Copy all entries exactly, and wherever an entry holds a picture, leave that picture out.

*** Opening of Exercise inputs ***

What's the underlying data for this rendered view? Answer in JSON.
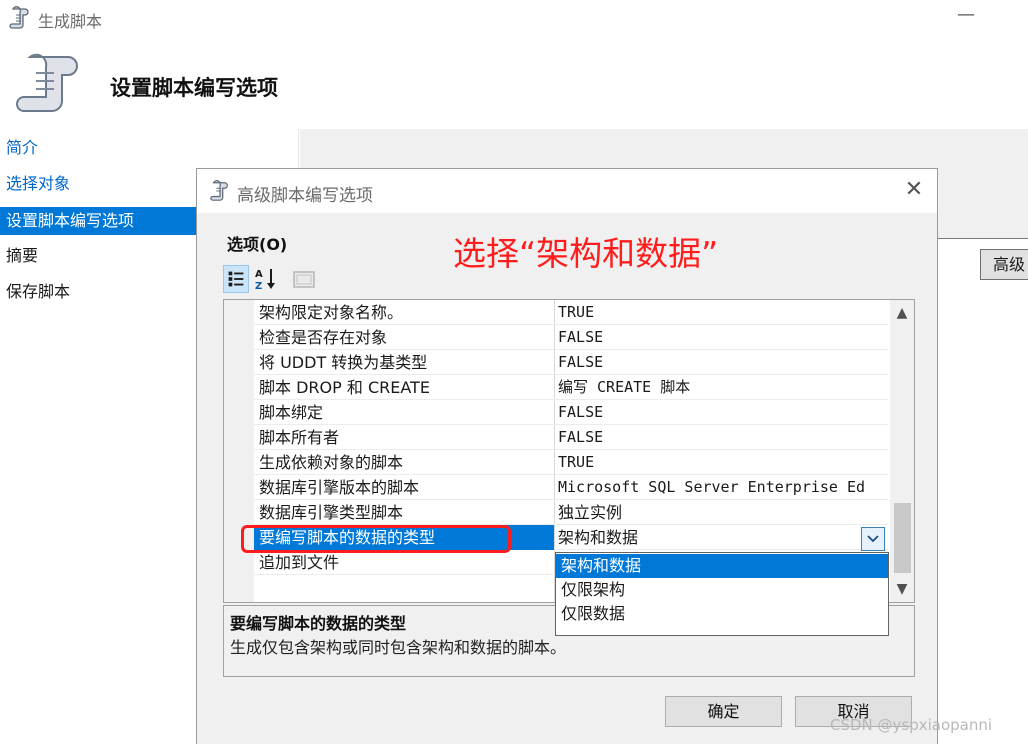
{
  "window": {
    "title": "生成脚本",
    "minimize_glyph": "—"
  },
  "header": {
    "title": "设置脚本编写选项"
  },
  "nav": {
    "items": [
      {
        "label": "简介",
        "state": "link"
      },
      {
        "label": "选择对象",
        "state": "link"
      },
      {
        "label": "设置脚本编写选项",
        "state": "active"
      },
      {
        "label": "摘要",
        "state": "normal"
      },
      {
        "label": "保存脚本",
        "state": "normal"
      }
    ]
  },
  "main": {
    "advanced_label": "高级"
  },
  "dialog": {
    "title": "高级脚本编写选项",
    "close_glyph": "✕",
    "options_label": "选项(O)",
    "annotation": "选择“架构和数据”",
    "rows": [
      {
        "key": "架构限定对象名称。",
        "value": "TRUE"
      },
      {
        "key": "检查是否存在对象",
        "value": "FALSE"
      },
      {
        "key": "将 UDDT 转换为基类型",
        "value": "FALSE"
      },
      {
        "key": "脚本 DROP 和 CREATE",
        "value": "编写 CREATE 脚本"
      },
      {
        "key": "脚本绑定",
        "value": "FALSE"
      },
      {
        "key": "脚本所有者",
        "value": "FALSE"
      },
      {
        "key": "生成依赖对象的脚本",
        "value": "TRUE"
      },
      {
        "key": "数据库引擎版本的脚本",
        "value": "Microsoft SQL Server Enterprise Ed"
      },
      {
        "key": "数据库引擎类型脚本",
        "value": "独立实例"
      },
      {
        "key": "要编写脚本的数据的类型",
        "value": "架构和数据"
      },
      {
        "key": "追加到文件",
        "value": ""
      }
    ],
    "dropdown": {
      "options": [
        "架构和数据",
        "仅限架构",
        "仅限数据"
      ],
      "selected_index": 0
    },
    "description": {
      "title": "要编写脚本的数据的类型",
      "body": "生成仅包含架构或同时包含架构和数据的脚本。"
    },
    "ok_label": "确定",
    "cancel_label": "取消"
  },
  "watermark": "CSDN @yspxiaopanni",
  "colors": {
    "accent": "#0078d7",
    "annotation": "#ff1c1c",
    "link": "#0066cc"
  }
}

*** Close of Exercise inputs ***

◆ **Written reply**:
What's the underlying data for this rendered view? Answer in JSON.
{
  "window": {
    "title": "生成脚本",
    "minimize_glyph": "—"
  },
  "header": {
    "title": "设置脚本编写选项"
  },
  "nav": {
    "items": [
      {
        "label": "简介",
        "state": "link"
      },
      {
        "label": "选择对象",
        "state": "link"
      },
      {
        "label": "设置脚本编写选项",
        "state": "active"
      },
      {
        "label": "摘要",
        "state": "normal"
      },
      {
        "label": "保存脚本",
        "state": "normal"
      }
    ]
  },
  "main": {
    "advanced_label": "高级"
  },
  "dialog": {
    "title": "高级脚本编写选项",
    "close_glyph": "✕",
    "options_label": "选项(O)",
    "annotation": "选择“架构和数据”",
    "rows": [
      {
        "key": "架构限定对象名称。",
        "value": "TRUE"
      },
      {
        "key": "检查是否存在对象",
        "value": "FALSE"
      },
      {
        "key": "将 UDDT 转换为基类型",
        "value": "FALSE"
      },
      {
        "key": "脚本 DROP 和 CREATE",
        "value": "编写 CREATE 脚本"
      },
      {
        "key": "脚本绑定",
        "value": "FALSE"
      },
      {
        "key": "脚本所有者",
        "value": "FALSE"
      },
      {
        "key": "生成依赖对象的脚本",
        "value": "TRUE"
      },
      {
        "key": "数据库引擎版本的脚本",
        "value": "Microsoft SQL Server Enterprise Ed"
      },
      {
        "key": "数据库引擎类型脚本",
        "value": "独立实例"
      },
      {
        "key": "要编写脚本的数据的类型",
        "value": "架构和数据"
      },
      {
        "key": "追加到文件",
        "value": ""
      }
    ],
    "dropdown": {
      "options": [
        "架构和数据",
        "仅限架构",
        "仅限数据"
      ],
      "selected_index": 0
    },
    "description": {
      "title": "要编写脚本的数据的类型",
      "body": "生成仅包含架构或同时包含架构和数据的脚本。"
    },
    "ok_label": "确定",
    "cancel_label": "取消"
  },
  "watermark": "CSDN @yspxiaopanni",
  "colors": {
    "accent": "#0078d7",
    "annotation": "#ff1c1c",
    "link": "#0066cc"
  }
}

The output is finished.